DATA SECTION Start Marker

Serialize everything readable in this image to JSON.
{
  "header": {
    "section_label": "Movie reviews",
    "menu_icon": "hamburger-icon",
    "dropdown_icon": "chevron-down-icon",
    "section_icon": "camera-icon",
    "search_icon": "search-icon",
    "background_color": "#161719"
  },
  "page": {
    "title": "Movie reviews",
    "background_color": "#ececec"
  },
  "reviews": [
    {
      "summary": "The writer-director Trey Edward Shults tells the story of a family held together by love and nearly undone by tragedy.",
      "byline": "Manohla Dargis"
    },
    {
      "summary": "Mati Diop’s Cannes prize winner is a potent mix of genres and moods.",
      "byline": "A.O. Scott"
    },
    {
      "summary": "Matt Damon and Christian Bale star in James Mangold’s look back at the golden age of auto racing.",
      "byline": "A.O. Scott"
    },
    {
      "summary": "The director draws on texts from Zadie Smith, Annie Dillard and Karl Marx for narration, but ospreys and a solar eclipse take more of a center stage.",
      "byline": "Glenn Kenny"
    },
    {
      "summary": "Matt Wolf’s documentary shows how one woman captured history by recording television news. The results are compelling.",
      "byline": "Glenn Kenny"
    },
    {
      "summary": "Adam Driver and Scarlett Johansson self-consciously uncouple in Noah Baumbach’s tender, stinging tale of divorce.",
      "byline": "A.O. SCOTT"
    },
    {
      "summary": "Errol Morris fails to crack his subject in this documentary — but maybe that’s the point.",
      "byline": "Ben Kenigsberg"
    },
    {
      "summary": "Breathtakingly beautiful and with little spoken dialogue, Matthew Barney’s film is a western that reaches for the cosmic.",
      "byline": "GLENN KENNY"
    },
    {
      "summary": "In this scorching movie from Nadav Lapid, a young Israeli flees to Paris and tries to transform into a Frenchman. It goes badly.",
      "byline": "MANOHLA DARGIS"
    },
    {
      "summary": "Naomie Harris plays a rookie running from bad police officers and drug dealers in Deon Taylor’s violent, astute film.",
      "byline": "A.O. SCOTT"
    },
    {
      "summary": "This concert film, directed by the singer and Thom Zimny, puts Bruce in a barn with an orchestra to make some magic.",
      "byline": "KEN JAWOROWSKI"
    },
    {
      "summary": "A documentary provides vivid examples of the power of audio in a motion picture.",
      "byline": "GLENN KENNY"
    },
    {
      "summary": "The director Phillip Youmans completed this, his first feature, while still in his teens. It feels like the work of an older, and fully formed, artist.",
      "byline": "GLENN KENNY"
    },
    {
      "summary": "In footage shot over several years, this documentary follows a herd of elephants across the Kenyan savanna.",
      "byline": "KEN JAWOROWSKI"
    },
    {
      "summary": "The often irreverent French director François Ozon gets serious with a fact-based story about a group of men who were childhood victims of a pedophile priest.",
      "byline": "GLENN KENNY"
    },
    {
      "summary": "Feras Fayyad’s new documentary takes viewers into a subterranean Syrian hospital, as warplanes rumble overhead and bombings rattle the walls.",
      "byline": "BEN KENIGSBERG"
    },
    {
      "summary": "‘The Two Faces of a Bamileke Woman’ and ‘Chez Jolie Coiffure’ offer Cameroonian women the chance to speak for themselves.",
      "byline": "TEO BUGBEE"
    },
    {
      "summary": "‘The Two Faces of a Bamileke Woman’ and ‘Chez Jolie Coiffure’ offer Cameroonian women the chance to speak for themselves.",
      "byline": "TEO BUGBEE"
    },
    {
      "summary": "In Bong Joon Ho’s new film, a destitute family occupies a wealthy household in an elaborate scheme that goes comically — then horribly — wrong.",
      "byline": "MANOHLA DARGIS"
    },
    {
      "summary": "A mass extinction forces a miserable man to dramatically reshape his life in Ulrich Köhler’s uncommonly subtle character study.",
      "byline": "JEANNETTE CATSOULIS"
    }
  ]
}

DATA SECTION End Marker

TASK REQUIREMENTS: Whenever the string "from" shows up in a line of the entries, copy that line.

ANSWER SPACE:
      "summary": "The director draws on texts from Zadie Smith, Annie Dillard and Karl Marx for narration, but ospreys and a solar eclipse take more of a center stage.",
      "summary": "In this scorching movie from Nadav Lapid, a young Israeli flees to Paris and tries to transform into a Frenchman. It goes badly.",
      "summary": "Naomie Harris plays a rookie running from bad police officers and drug dealers in Deon Taylor’s violent, astute film.",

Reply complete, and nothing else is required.